Full-Text Articles in Legal History
University Of Baltimore Symposium Report: Debut Of “The Matthew Fogg Symposia On The Vitality Of Stare Decisis In America”, Zena D. Crenshaw-Logal
Zena Denise Crenshaw-Logal
On the first of each two day symposium of the Fogg symposia, lawyers representing NGOs in the civil rights, judicial reform, and whistleblower advocacy fields are to share relevant work of featured legal scholars in lay terms; relate the underlying principles to real life cases; and propose appropriate reform efforts. Four (4) of the scholars spend the next day relating their featured articles to views on the vitality of stare decisis. Specifically, the combined panels of public interest attorneys and law professors consider whether compliance with the doctrine is reasonably assured in America given the: 1. considerable discretion vested in ...
Iqbal & Twobly: Will Plausibility Requirments Influence The Supreme Court's Analysis Of Affirmative Action?, Colin W. Maguire
Colin W. Maguire
The U.S. Supreme Court seems intent on taking another look at affirmative action in higher education. What could this mean for colleges and universities? This blawg post offers no definitive answers, but points out that arguments exists for both sides of the issue through a recent legal development: Iqbal & Twobly's Plausibility Doctrine.
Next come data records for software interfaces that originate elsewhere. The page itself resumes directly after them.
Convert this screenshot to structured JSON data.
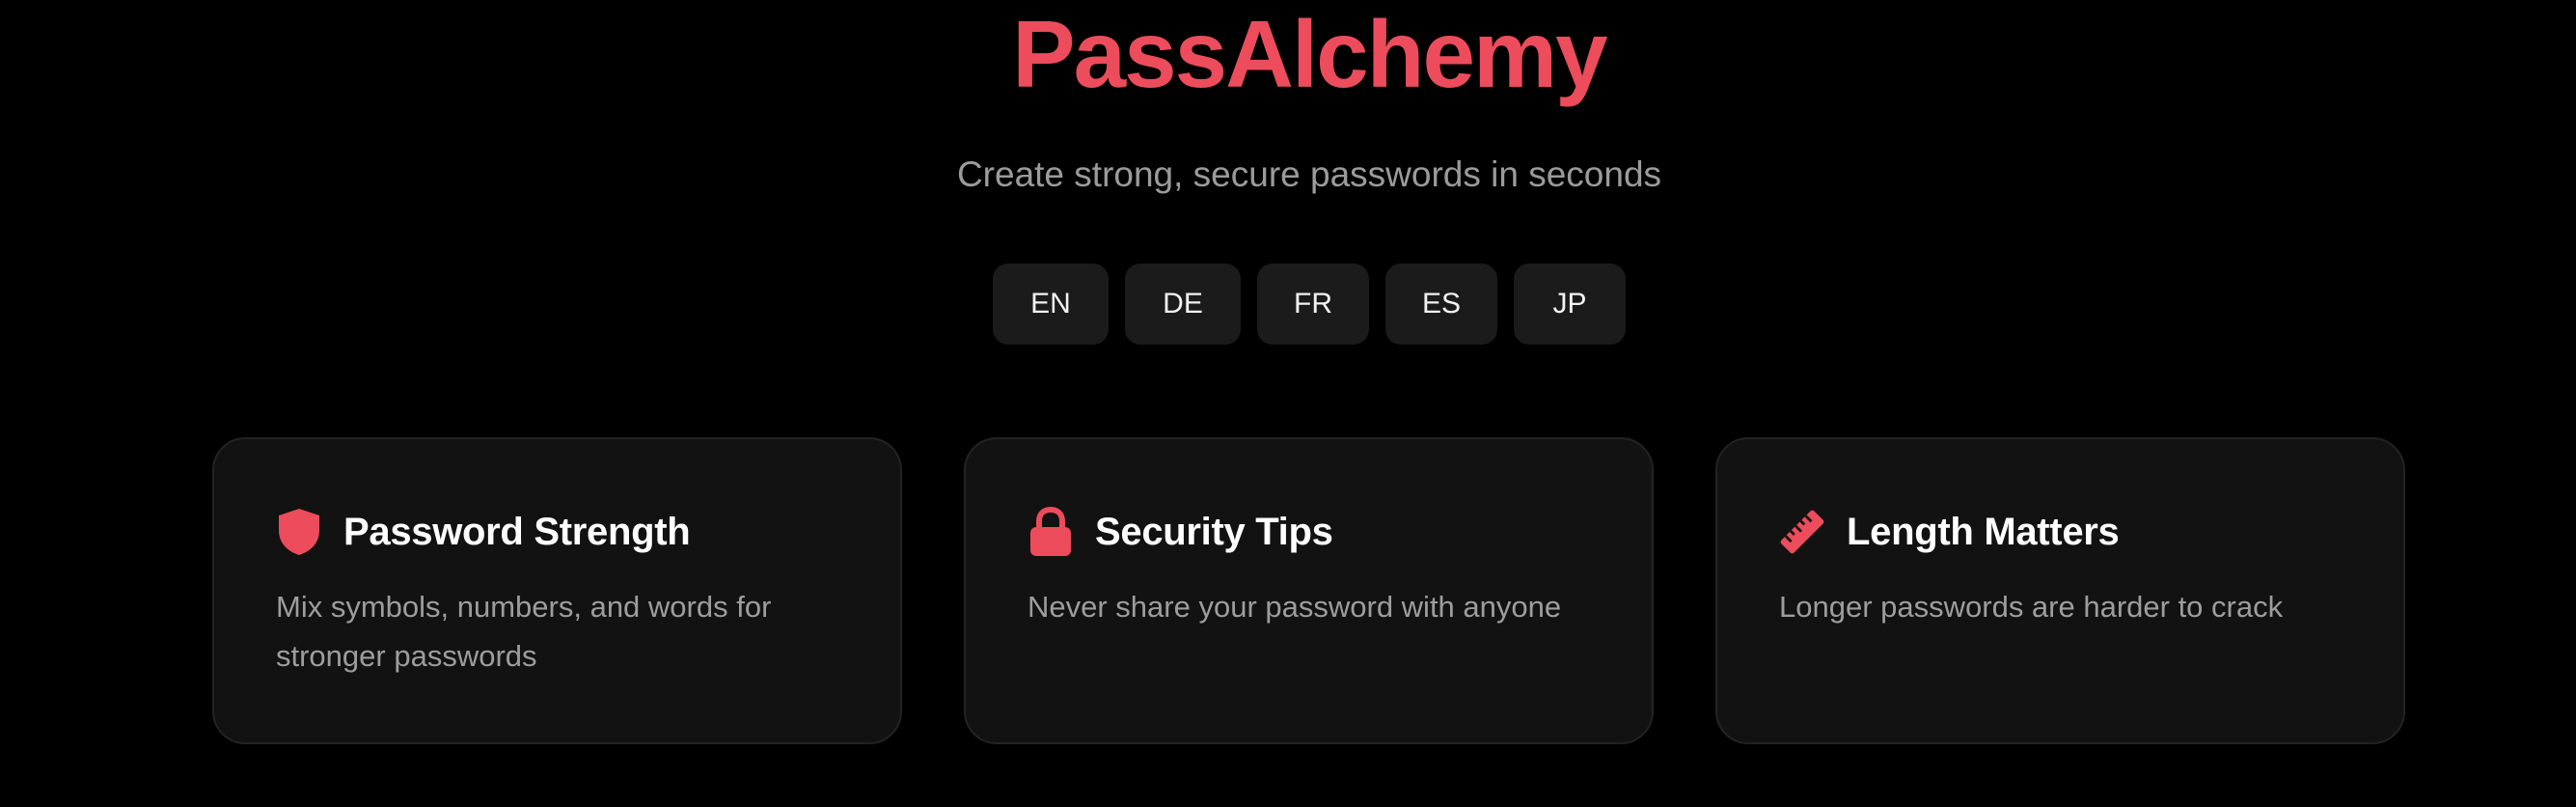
{
  "app": {
    "title": "PassAlchemy",
    "subtitle": "Create strong, secure passwords in seconds",
    "accent_color": "#ec4c5b"
  },
  "languages": [
    {
      "code": "EN"
    },
    {
      "code": "DE"
    },
    {
      "code": "FR"
    },
    {
      "code": "ES"
    },
    {
      "code": "JP"
    }
  ],
  "cards": [
    {
      "icon": "shield-icon",
      "title": "Password Strength",
      "text": "Mix symbols, numbers, and words for stronger passwords"
    },
    {
      "icon": "lock-icon",
      "title": "Security Tips",
      "text": "Never share your password with anyone"
    },
    {
      "icon": "ruler-icon",
      "title": "Length Matters",
      "text": "Longer passwords are harder to crack"
    }
  ]
}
If the Doctrine forces a transative duty on case law, then affirmative action programs' legal rationale - long decried for not making logical sense - could suffer. Conversely, the Court appears to have already used plausibility as a factor in promoting a different type of affirmative action program ...